These initial sections deal with the first goal: Get non-terminating functions that operate on endless streams by reusing terminating functions that operate on conventional data structures such as lists. IoTPy has many functions and, in addition, you can write your own. These section describe a few functions to get you started.
A stream is a list of arbitrary length which can be modified only by appending values to the tail of the list. A stream can also be implemented treated as a NumPy array to which rows can be appended and which cannot be modified in any other way; See NumPy: Stream Arrays. The value of a stream, at any point, is a list or array.
s = Stream(name=‘temperature’, initial_value=[20, 21, 20])
creates a stream with the specified name and initial value. Both the name and initial value can be omitted.
Appending and extending a stream You can append or extend a stream in the same way as for a list:
Standard python operators, such as +, -, *,… on streams
Let op be one of the following Python operators +, -, *, /, //, <, <=, ==, !=, >, >=. Let x and y be streams; then x op y is a stream whose j-th element is x[j] op y[j]. For example, given streams x, y: x + y is a stream whose j-th element is x[j] + y[j], and x - y is a stream whose j-th element is x[j] - y[j].
# x, y are streams z = x + y # Creates a stream z where z[n] = x[n] + y[n]
Operations between Streams and scalars
In IoTPy the functions f_add, f_mul, f_sub, …. correspond to the Python magic operators __add__, __mul__, __sub__, … respectively. For example:
y = f_add(in_stream=x, arg=2)

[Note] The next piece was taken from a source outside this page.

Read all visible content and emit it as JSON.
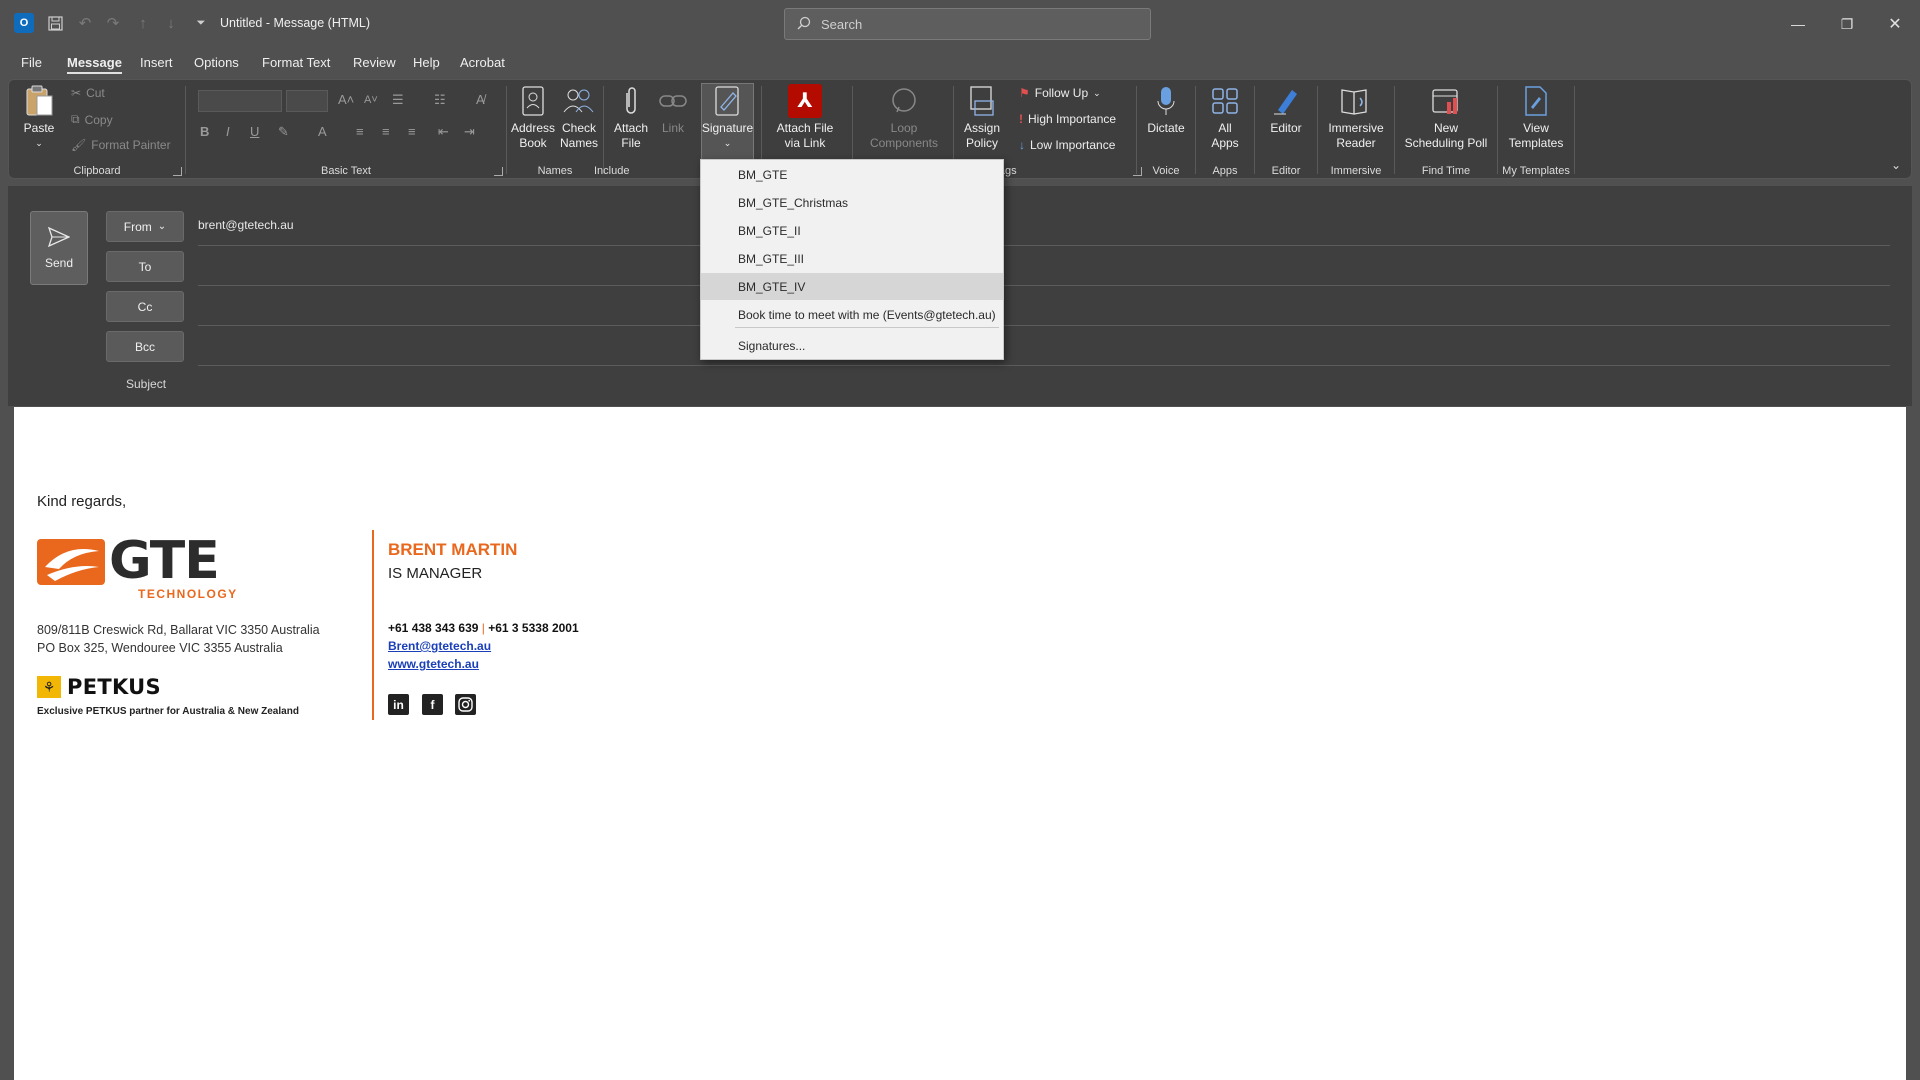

where x is a stream, creates a stream y where y[j] = x[j] + 2. Likewise,
y = f_mul(x, 2)
z = f_sub(x, 2)
creates streams y, z where y[j] = x[j] * 2 and z[j] = x[j] - 2. You can use similar functions for the other magic operators.

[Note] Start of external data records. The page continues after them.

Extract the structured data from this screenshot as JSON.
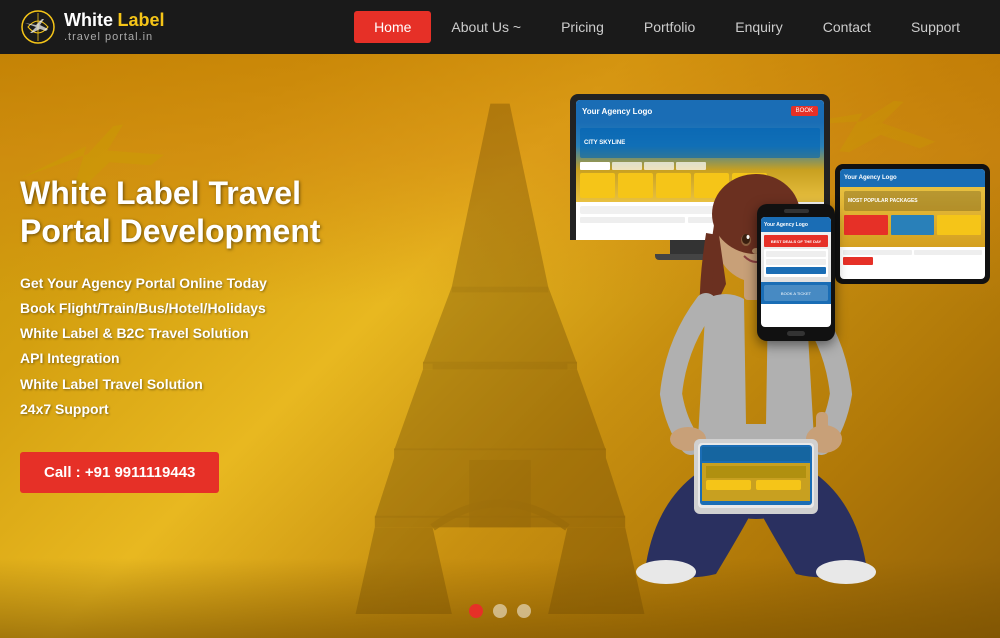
{
  "logo": {
    "white": "White",
    "label": "Label",
    "sub": ".travel portal.in"
  },
  "nav": {
    "items": [
      {
        "id": "home",
        "label": "Home",
        "active": true
      },
      {
        "id": "about",
        "label": "About Us ~",
        "active": false
      },
      {
        "id": "pricing",
        "label": "Pricing",
        "active": false
      },
      {
        "id": "portfolio",
        "label": "Portfolio",
        "active": false
      },
      {
        "id": "enquiry",
        "label": "Enquiry",
        "active": false
      },
      {
        "id": "contact",
        "label": "Contact",
        "active": false
      },
      {
        "id": "support",
        "label": "Support",
        "active": false
      }
    ]
  },
  "hero": {
    "title": "White Label Travel Portal Development",
    "list": [
      "Get Your Agency Portal Online Today",
      "Book Flight/Train/Bus/Hotel/Holidays",
      "White Label & B2C Travel Solution",
      "API Integration",
      "White Label Travel Solution",
      "24x7 Support"
    ],
    "call_btn": "Call : +91 9911119443",
    "dots": [
      {
        "active": true
      },
      {
        "active": false
      },
      {
        "active": false
      }
    ]
  },
  "monitor": {
    "logo": "Your Agency Logo",
    "btn": "BOOK"
  },
  "tablet": {
    "logo": "Your Agency Logo",
    "banner": "MOST POPULAR PACKAGES"
  },
  "phone": {
    "logo": "Your Agency Logo",
    "deal": "BEST DEALS OF THE DAY"
  }
}
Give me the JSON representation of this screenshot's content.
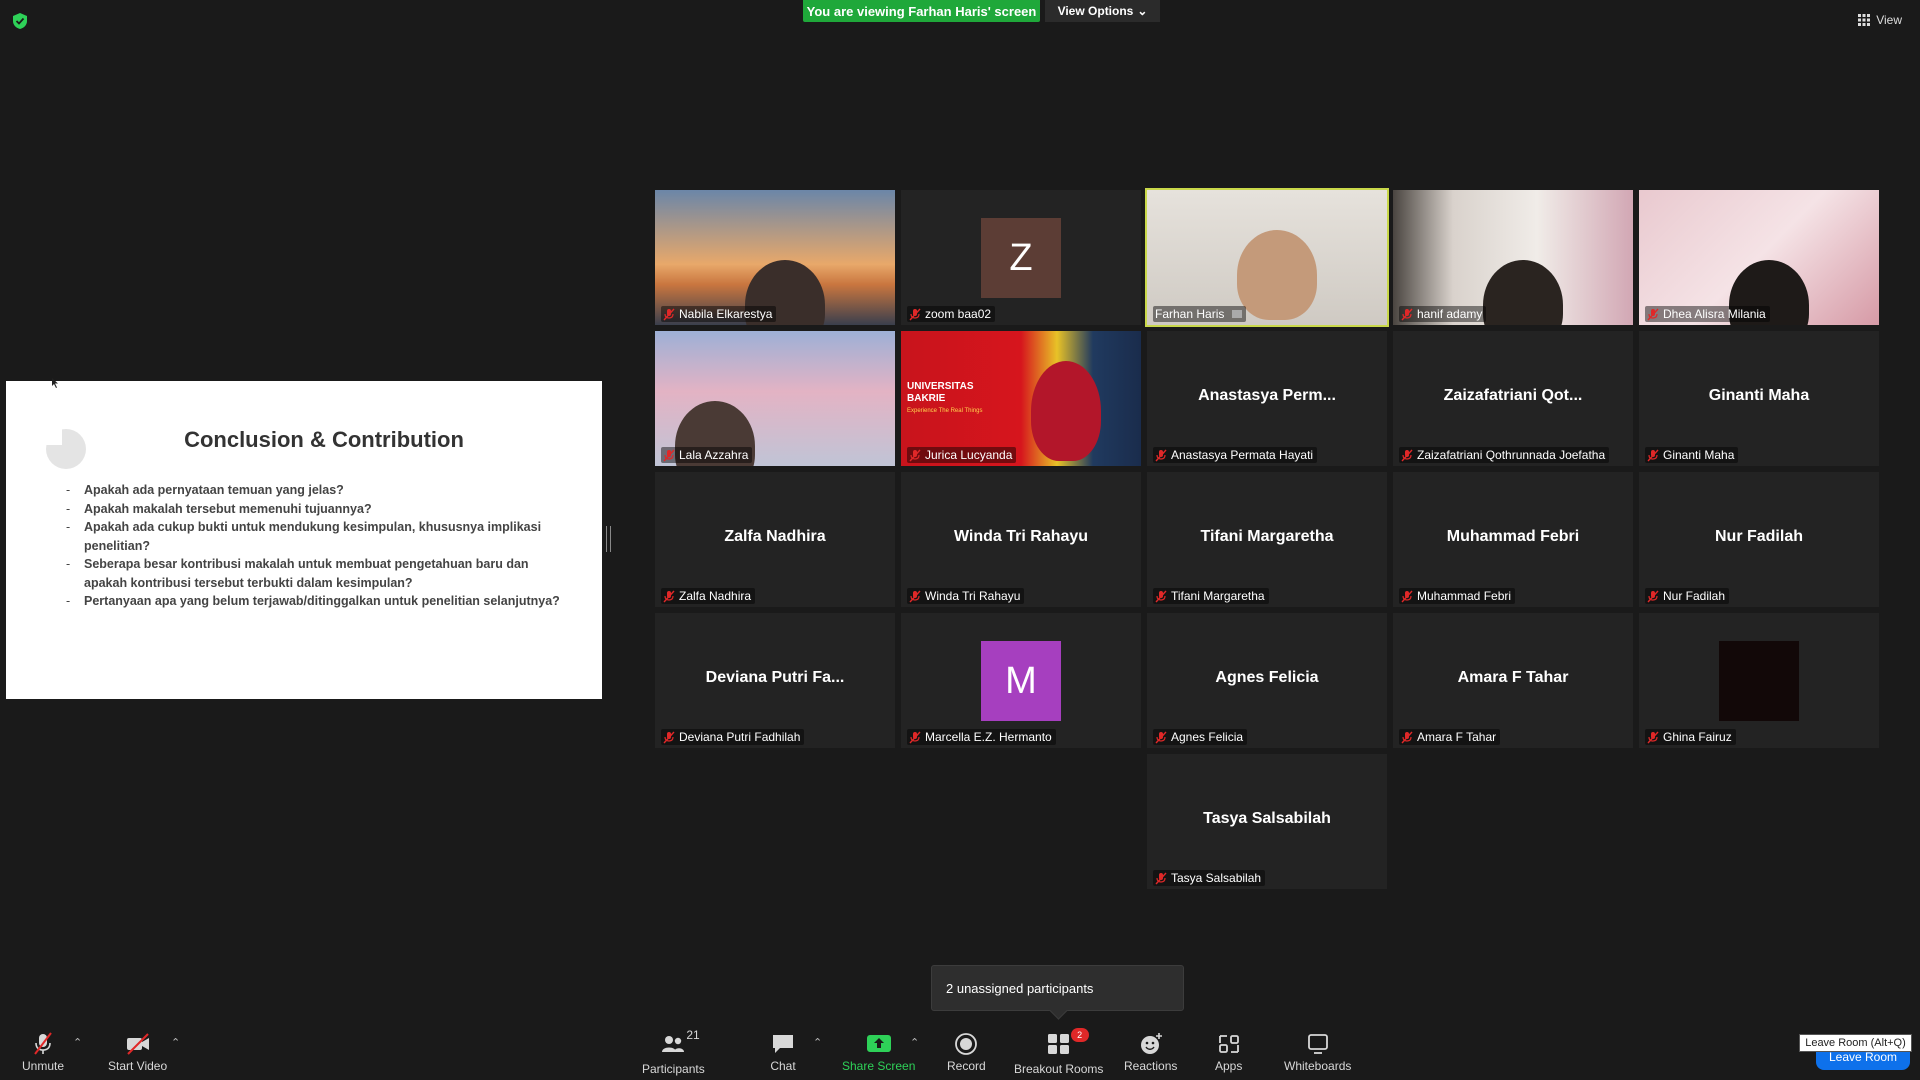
{
  "top": {
    "viewing_banner": "You are viewing Farhan Haris' screen",
    "view_options": "View Options",
    "view_button": "View"
  },
  "slide": {
    "title": "Conclusion & Contribution",
    "bullets": [
      "Apakah ada pernyataan temuan yang jelas?",
      "Apakah makalah tersebut memenuhi tujuannya?",
      "Apakah ada cukup bukti untuk mendukung kesimpulan, khususnya implikasi penelitian?",
      "Seberapa besar kontribusi makalah untuk membuat pengetahuan baru dan apakah kontribusi tersebut terbukti dalam kesimpulan?",
      "Pertanyaan apa yang belum terjawab/ditinggalkan untuk penelitian selanjutnya?"
    ]
  },
  "participants": [
    {
      "name": "Nabila Elkarestya",
      "kind": "video",
      "scene": "bridge"
    },
    {
      "name": "zoom baa02",
      "kind": "avatar",
      "avatar_letter": "Z",
      "avatar_color": "#5c3d35"
    },
    {
      "name": "Farhan Haris",
      "kind": "video",
      "scene": "room",
      "active": true
    },
    {
      "name": "hanif adamy",
      "kind": "video",
      "scene": "curtain"
    },
    {
      "name": "Dhea Alisra Milania",
      "kind": "video",
      "scene": "flower"
    },
    {
      "name": "Lala Azzahra",
      "kind": "video",
      "scene": "pink"
    },
    {
      "name": "Jurica Lucyanda",
      "kind": "video",
      "scene": "bakrie"
    },
    {
      "name": "Anastasya Permata Hayati",
      "kind": "name",
      "display": "Anastasya  Perm..."
    },
    {
      "name": "Zaizafatriani Qothrunnada Joefatha",
      "kind": "name",
      "display": "Zaizafatriani  Qot..."
    },
    {
      "name": "Ginanti Maha",
      "kind": "name",
      "display": "Ginanti Maha"
    },
    {
      "name": "Zalfa Nadhira",
      "kind": "name",
      "display": "Zalfa Nadhira"
    },
    {
      "name": "Winda Tri Rahayu",
      "kind": "name",
      "display": "Winda Tri Rahayu"
    },
    {
      "name": "Tifani Margaretha",
      "kind": "name",
      "display": "Tifani Margaretha"
    },
    {
      "name": "Muhammad Febri",
      "kind": "name",
      "display": "Muhammad Febri"
    },
    {
      "name": "Nur Fadilah",
      "kind": "name",
      "display": "Nur Fadilah"
    },
    {
      "name": "Deviana Putri Fadhilah",
      "kind": "name",
      "display": "Deviana  Putri  Fa..."
    },
    {
      "name": "Marcella E.Z. Hermanto",
      "kind": "avatar",
      "avatar_letter": "M",
      "avatar_color": "#a63fbf"
    },
    {
      "name": "Agnes Felicia",
      "kind": "name",
      "display": "Agnes Felicia"
    },
    {
      "name": "Amara F Tahar",
      "kind": "name",
      "display": "Amara F Tahar"
    },
    {
      "name": "Ghina Fairuz",
      "kind": "avatar",
      "avatar_letter": "",
      "avatar_color": "#120808"
    },
    {
      "name": "Tasya Salsabilah",
      "kind": "name",
      "display": "Tasya Salsabilah"
    }
  ],
  "bakrie": {
    "line1": "UNIVERSITAS",
    "line2": "BAKRIE",
    "line3": "Experience The Real Things"
  },
  "unassigned": "2 unassigned participants",
  "toolbar": {
    "unmute": "Unmute",
    "start_video": "Start Video",
    "participants": "Participants",
    "participants_count": "21",
    "chat": "Chat",
    "share_screen": "Share Screen",
    "record": "Record",
    "breakout_rooms": "Breakout Rooms",
    "breakout_badge": "2",
    "reactions": "Reactions",
    "apps": "Apps",
    "whiteboards": "Whiteboards",
    "leave_room": "Leave Room",
    "leave_tooltip": "Leave Room (Alt+Q)"
  },
  "colors": {
    "accent_green": "#1fa83a",
    "active_border": "#c9d84a",
    "leave_blue": "#0e71eb",
    "muted_red": "#e02828"
  }
}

In some cases, a procedural (or relational) form is preferable to the functional form. We use the prefix r for procedures and f for functions. With x and y declared as streams:
r_add(in_stream=x, out_stream=y, arg=2)
creates a procedure which does the following: When a value, v, is appended to stream x, the procedure appends v+2 to stream y. Let Y[n] be the n-th value appended to stream y by this procedure.
Y[n] = x[n] + 2
The other magic operators have functional and procedural representations for streams. For example, r_mul and r_sub correspond to f_mul and f_sub.
A difference between functions and procedures — between f_add and r_add, for example — is that stream y is created by the call to f_add whereas it is declared before the call to r_add. (For a more detailed description of procedures, see procedures and nondeterminism.)
The folder, IoTPy/IoTPy/helpful_functions, contains several functions and procedures in addition to the magic operators.
Example of a stream operator
def test_plus_operator(): x = Stream() y = Stream() z = x + y x.extend(list(range(3))) y.extend(list(range(100, 105))) run() assert recent_values(z) == [ 100, 102, 104] x.extend(list(range(3, 7))) run() assert recent_values(z) == [ 100, 102, 104, 106, 108] run() assert recent_values(z) == [ 100, 102, 104, 106, 108]
The function run() causes the statements above it to be executed. The function is described in the section, Testing an Agent.
recent_values(z), where z is a stream, prints the most recent values of the stream. A stream can be arbitrarily large. The function print_stream(z) will execute for ever printing each successive element of stream z on to standard output; so, it’s more convenient to print the most recent values in these small examples.
When run() is first executed the streams x and y contain [0, 1, 2] and [100, 101, 102, 103, 104] respectively; so z is a stream which contains the element-wise sum: [100, 102, 104]. The length of z is the smaller of the lengths of x and y.
When run() is next executed, x contains [0, 1, 2, 3, 4, 5, 6], while y remains unchanged. Again, z contains the element-wise sum, and the length of z is the length of y. In the following call to run, neither x nor y has changed and so z remains unchanged.
Example: Operation between A stream and A scalar
def test_f_add(): x = Stream() K = 5 y = f_add(x, K) x.extend(list(range(3))) run() assert recent_values(y) == [5, 6, 7]
The statement y = f_add(x, K) creates a stream y, and the elements of the stream are the sum of K and the corresponding elements of x. Later, will discuss issues such as what happens if K changes while f_add is being executed.
Next, look at a related data structure: StreamArray.